*Task directions:*
All records are to be printed exactly as they appear.

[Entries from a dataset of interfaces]

══════════

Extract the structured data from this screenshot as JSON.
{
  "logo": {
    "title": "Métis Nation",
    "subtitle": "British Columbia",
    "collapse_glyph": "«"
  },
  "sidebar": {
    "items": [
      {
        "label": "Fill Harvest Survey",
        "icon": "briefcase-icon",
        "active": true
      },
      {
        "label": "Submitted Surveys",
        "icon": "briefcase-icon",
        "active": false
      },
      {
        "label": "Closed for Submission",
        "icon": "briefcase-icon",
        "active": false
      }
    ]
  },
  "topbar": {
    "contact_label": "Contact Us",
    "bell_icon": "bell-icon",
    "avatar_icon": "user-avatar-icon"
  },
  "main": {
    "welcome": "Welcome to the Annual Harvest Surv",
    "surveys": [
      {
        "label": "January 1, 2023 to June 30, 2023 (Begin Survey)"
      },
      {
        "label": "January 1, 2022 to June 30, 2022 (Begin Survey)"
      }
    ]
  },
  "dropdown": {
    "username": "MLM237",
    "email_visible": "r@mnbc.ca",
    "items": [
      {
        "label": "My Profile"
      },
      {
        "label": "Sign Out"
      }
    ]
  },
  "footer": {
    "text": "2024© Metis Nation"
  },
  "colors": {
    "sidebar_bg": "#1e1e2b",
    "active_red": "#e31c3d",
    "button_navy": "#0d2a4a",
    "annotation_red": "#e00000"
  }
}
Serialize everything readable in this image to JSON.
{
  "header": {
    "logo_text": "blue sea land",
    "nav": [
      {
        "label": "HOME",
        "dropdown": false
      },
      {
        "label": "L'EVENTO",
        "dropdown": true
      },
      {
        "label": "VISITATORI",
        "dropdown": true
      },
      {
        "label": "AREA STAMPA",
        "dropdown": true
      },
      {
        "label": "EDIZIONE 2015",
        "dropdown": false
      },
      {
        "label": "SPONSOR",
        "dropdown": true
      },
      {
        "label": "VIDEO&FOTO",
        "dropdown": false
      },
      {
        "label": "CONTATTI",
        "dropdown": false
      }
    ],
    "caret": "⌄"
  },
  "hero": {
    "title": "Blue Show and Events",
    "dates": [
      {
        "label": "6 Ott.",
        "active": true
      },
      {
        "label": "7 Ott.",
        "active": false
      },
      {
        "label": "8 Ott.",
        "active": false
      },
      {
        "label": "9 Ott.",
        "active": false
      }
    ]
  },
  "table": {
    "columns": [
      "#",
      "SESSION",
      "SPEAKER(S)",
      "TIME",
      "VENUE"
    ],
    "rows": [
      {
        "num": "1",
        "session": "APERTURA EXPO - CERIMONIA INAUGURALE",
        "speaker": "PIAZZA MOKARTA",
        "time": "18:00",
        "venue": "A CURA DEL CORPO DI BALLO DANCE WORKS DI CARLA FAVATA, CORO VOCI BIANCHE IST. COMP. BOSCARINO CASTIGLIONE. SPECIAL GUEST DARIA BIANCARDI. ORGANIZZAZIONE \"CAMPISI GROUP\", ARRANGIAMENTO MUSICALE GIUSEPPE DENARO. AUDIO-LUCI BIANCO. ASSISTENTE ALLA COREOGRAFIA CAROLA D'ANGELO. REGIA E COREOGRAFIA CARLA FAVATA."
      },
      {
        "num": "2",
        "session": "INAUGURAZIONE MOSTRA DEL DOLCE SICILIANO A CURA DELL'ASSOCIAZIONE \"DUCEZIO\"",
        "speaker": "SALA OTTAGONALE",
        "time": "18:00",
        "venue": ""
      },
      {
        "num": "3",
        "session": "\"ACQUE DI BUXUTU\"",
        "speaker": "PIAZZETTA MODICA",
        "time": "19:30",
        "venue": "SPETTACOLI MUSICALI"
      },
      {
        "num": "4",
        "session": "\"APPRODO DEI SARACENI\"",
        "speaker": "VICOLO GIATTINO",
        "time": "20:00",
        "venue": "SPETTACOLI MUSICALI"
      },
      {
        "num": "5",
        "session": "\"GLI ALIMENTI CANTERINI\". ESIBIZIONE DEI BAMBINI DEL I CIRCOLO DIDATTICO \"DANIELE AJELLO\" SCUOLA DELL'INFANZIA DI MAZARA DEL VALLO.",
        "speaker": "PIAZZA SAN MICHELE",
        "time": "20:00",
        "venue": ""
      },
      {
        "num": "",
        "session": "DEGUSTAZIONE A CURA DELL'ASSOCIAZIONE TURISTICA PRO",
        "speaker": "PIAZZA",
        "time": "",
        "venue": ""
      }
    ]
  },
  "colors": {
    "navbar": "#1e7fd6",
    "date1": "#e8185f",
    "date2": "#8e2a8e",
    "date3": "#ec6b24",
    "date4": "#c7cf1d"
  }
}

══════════

*Response for this exercise:*
Extract the structured data from this screenshot as JSON.
{
  "logo": {
    "title": "Métis Nation",
    "subtitle": "British Columbia",
    "collapse_glyph": "«"
  },
  "sidebar": {
    "items": [
      {
        "label": "Fill Harvest Survey",
        "icon": "briefcase-icon",
        "active": true
      },
      {
        "label": "Submitted Surveys",
        "icon": "briefcase-icon",
        "active": false
      },
      {
        "label": "Closed for Submission",
        "icon": "briefcase-icon",
        "active": false
      }
    ]
  },
  "topbar": {
    "contact_label": "Contact Us",
    "bell_icon": "bell-icon",
    "avatar_icon": "user-avatar-icon"
  },
  "main": {
    "welcome": "Welcome to the Annual Harvest Surv",
    "surveys": [
      {
        "label": "January 1, 2023 to June 30, 2023 (Begin Survey)"
      },
      {
        "label": "January 1, 2022 to June 30, 2022 (Begin Survey)"
      }
    ]
  },
  "dropdown": {
    "username": "MLM237",
    "email_visible": "r@mnbc.ca",
    "items": [
      {
        "label": "My Profile"
      },
      {
        "label": "Sign Out"
      }
    ]
  },
  "footer": {
    "text": "2024© Metis Nation"
  },
  "colors": {
    "sidebar_bg": "#1e1e2b",
    "active_red": "#e31c3d",
    "button_navy": "#0d2a4a",
    "annotation_red": "#e00000"
  }
}
Serialize everything readable in this image to JSON.
{
  "header": {
    "logo_text": "blue sea land",
    "nav": [
      {
        "label": "HOME",
        "dropdown": false
      },
      {
        "label": "L'EVENTO",
        "dropdown": true
      },
      {
        "label": "VISITATORI",
        "dropdown": true
      },
      {
        "label": "AREA STAMPA",
        "dropdown": true
      },
      {
        "label": "EDIZIONE 2015",
        "dropdown": false
      },
      {
        "label": "SPONSOR",
        "dropdown": true
      },
      {
        "label": "VIDEO&FOTO",
        "dropdown": false
      },
      {
        "label": "CONTATTI",
        "dropdown": false
      }
    ],
    "caret": "⌄"
  },
  "hero": {
    "title": "Blue Show and Events",
    "dates": [
      {
        "label": "6 Ott.",
        "active": true
      },
      {
        "label": "7 Ott.",
        "active": false
      },
      {
        "label": "8 Ott.",
        "active": false
      },
      {
        "label": "9 Ott.",
        "active": false
      }
    ]
  },
  "table": {
    "columns": [
      "#",
      "SESSION",
      "SPEAKER(S)",
      "TIME",
      "VENUE"
    ],
    "rows": [
      {
        "num": "1",
        "session": "APERTURA EXPO - CERIMONIA INAUGURALE",
        "speaker": "PIAZZA MOKARTA",
        "time": "18:00",
        "venue": "A CURA DEL CORPO DI BALLO DANCE WORKS DI CARLA FAVATA, CORO VOCI BIANCHE IST. COMP. BOSCARINO CASTIGLIONE. SPECIAL GUEST DARIA BIANCARDI. ORGANIZZAZIONE \"CAMPISI GROUP\", ARRANGIAMENTO MUSICALE GIUSEPPE DENARO. AUDIO-LUCI BIANCO. ASSISTENTE ALLA COREOGRAFIA CAROLA D'ANGELO. REGIA E COREOGRAFIA CARLA FAVATA."
      },
      {
        "num": "2",
        "session": "INAUGURAZIONE MOSTRA DEL DOLCE SICILIANO A CURA DELL'ASSOCIAZIONE \"DUCEZIO\"",
        "speaker": "SALA OTTAGONALE",
        "time": "18:00",
        "venue": ""
      },
      {
        "num": "3",
        "session": "\"ACQUE DI BUXUTU\"",
        "speaker": "PIAZZETTA MODICA",
        "time": "19:30",
        "venue": "SPETTACOLI MUSICALI"
      },
      {
        "num": "4",
        "session": "\"APPRODO DEI SARACENI\"",
        "speaker": "VICOLO GIATTINO",
        "time": "20:00",
        "venue": "SPETTACOLI MUSICALI"
      },
      {
        "num": "5",
        "session": "\"GLI ALIMENTI CANTERINI\". ESIBIZIONE DEI BAMBINI DEL I CIRCOLO DIDATTICO \"DANIELE AJELLO\" SCUOLA DELL'INFANZIA DI MAZARA DEL VALLO.",
        "speaker": "PIAZZA SAN MICHELE",
        "time": "20:00",
        "venue": ""
      },
      {
        "num": "",
        "session": "DEGUSTAZIONE A CURA DELL'ASSOCIAZIONE TURISTICA PRO",
        "speaker": "PIAZZA",
        "time": "",
        "venue": ""
      }
    ]
  },
  "colors": {
    "navbar": "#1e7fd6",
    "date1": "#e8185f",
    "date2": "#8e2a8e",
    "date3": "#ec6b24",
    "date4": "#c7cf1d"
  }
}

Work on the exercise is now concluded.